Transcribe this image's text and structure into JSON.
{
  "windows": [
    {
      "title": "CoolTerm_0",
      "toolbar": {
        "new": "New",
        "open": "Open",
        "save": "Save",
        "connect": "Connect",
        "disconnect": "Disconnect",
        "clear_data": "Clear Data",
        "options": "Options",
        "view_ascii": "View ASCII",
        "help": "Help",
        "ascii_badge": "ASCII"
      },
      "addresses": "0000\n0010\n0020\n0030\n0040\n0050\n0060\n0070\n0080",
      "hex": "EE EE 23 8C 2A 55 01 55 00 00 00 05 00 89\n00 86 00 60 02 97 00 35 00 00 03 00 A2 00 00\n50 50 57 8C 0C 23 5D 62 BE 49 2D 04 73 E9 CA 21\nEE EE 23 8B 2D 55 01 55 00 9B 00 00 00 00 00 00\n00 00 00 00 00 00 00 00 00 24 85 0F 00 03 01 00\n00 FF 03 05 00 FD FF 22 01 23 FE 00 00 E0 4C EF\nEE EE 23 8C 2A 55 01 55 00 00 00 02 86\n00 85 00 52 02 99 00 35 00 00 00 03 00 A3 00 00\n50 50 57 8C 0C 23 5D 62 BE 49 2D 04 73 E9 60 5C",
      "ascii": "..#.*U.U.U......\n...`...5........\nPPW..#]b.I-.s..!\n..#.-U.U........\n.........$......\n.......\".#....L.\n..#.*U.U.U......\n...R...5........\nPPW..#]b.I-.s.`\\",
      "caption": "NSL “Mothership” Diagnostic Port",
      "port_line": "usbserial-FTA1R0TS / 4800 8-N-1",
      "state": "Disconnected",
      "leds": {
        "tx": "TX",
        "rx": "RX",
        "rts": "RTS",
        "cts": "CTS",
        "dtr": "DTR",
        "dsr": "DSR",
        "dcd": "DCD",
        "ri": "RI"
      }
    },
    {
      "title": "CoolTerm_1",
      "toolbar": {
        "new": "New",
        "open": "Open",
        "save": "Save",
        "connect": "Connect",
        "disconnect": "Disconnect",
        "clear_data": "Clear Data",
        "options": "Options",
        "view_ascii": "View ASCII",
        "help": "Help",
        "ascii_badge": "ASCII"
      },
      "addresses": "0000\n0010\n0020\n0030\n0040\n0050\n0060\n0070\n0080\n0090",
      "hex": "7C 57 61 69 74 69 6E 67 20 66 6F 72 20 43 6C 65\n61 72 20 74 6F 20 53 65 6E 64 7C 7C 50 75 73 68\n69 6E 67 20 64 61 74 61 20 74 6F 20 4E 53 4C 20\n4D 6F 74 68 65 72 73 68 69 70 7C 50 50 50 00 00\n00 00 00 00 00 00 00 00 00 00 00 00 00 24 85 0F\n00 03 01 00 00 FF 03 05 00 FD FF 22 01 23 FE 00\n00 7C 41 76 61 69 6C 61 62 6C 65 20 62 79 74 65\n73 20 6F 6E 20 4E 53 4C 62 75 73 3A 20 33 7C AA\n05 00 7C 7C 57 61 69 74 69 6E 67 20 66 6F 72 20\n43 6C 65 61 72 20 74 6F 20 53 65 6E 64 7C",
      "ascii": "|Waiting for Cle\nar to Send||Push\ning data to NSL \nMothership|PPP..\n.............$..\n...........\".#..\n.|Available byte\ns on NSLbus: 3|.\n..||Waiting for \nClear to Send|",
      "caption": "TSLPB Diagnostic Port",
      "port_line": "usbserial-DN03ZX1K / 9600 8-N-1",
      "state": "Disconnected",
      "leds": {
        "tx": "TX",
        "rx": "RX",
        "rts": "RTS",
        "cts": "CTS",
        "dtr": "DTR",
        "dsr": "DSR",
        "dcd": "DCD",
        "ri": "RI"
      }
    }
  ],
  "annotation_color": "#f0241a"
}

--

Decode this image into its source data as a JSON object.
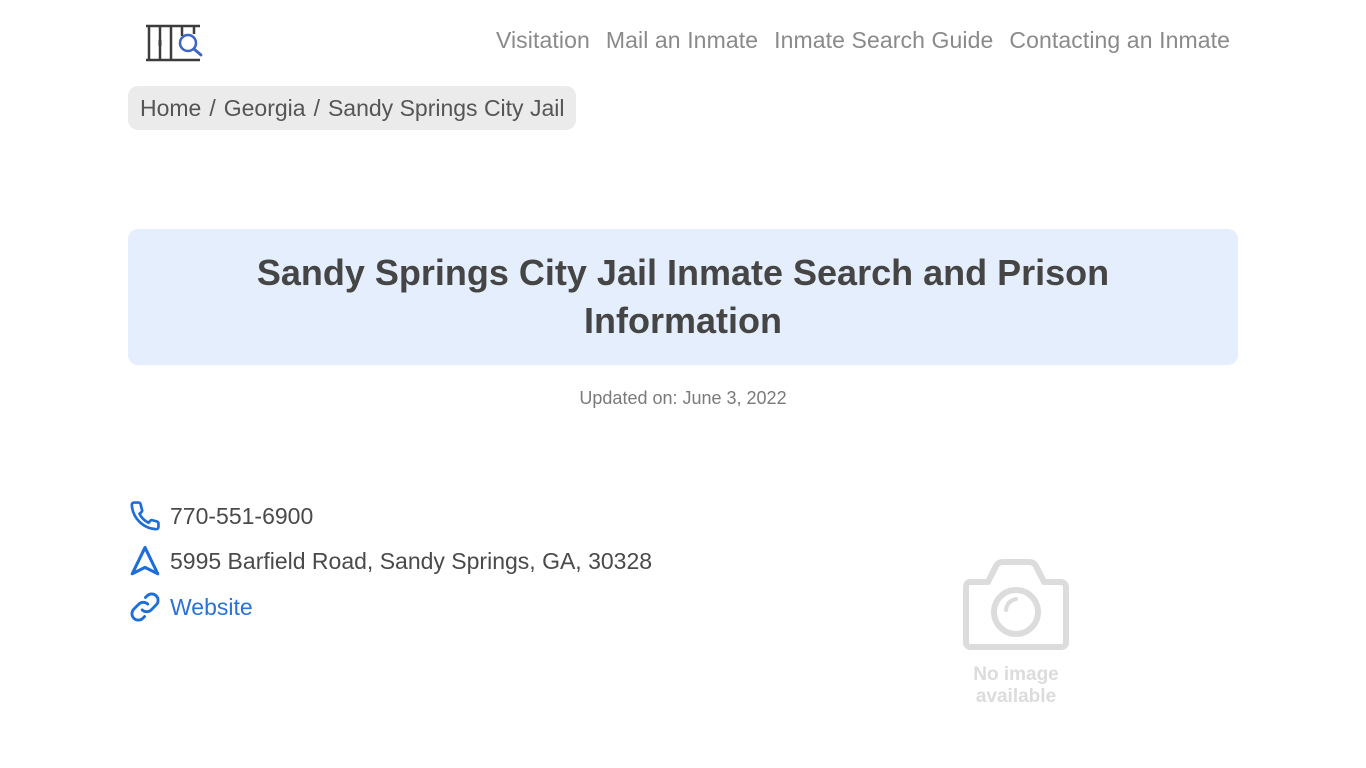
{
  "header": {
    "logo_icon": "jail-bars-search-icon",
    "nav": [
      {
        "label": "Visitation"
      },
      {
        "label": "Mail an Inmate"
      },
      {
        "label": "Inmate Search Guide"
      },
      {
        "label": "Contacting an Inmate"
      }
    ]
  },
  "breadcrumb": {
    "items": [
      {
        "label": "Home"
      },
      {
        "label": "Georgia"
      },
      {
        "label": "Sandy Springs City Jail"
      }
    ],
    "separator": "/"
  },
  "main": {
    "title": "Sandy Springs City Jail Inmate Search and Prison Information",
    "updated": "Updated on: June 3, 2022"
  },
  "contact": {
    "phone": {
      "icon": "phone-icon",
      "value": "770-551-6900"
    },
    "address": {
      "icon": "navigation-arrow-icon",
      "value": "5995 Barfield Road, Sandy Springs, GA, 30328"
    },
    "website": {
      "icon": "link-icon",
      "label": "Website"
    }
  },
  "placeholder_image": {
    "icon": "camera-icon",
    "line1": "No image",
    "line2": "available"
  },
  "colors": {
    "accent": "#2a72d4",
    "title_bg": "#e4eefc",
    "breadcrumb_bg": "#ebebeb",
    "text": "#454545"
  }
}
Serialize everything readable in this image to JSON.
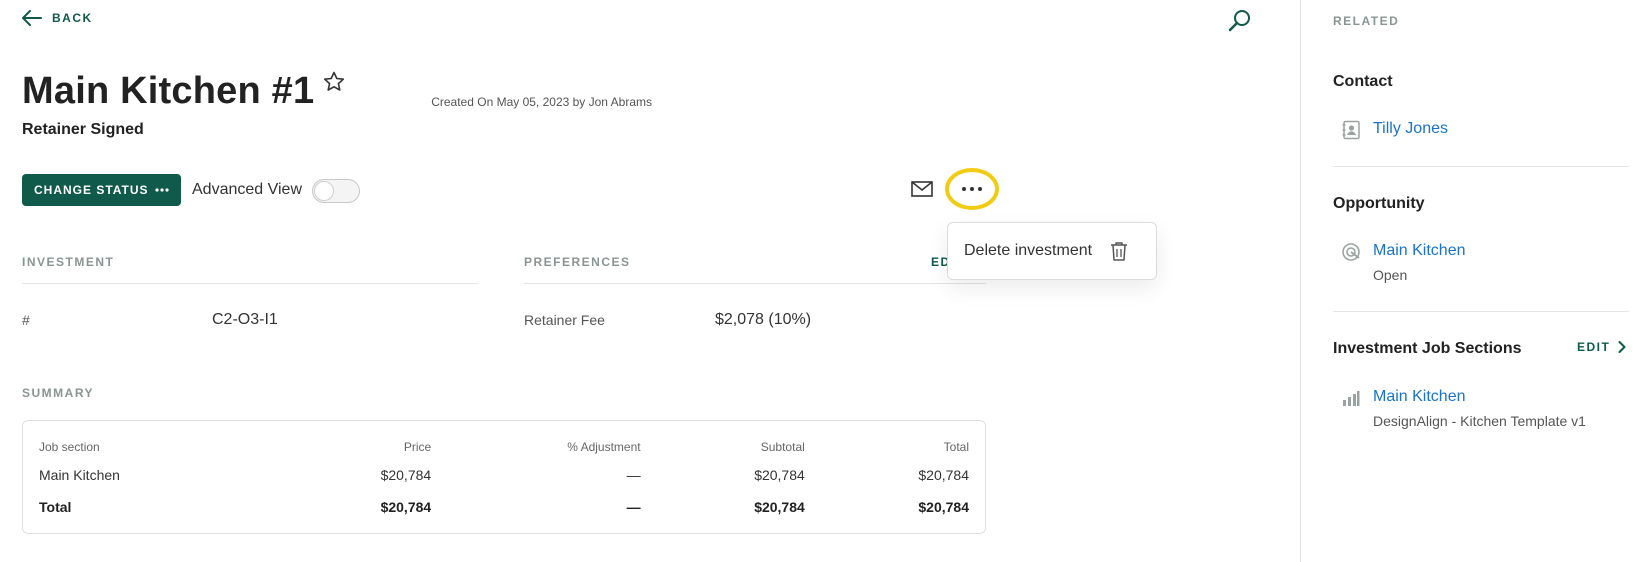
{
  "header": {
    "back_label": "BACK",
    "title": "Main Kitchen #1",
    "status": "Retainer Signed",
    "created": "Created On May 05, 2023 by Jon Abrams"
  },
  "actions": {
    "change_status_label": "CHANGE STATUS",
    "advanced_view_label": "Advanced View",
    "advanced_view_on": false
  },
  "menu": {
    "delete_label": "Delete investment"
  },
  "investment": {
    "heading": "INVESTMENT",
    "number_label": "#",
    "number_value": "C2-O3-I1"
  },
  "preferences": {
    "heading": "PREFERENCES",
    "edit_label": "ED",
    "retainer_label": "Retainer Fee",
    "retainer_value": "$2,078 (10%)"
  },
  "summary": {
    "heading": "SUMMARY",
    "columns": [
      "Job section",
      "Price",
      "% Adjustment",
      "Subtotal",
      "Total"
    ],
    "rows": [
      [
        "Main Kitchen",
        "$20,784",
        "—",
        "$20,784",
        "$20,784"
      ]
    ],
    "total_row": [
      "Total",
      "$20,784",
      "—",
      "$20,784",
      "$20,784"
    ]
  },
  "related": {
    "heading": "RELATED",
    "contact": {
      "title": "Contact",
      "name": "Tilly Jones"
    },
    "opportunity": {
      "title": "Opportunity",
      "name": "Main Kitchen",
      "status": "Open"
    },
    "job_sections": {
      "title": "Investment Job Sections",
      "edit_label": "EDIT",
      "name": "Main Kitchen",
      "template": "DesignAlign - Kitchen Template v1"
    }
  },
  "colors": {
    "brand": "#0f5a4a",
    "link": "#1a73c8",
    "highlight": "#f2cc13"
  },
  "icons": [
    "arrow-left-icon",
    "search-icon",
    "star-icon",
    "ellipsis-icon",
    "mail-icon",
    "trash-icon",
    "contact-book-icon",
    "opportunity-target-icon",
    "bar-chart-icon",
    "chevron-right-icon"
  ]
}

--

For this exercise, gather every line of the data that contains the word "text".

Transcribe this image's text and structure into JSON.
    "text": "#454545"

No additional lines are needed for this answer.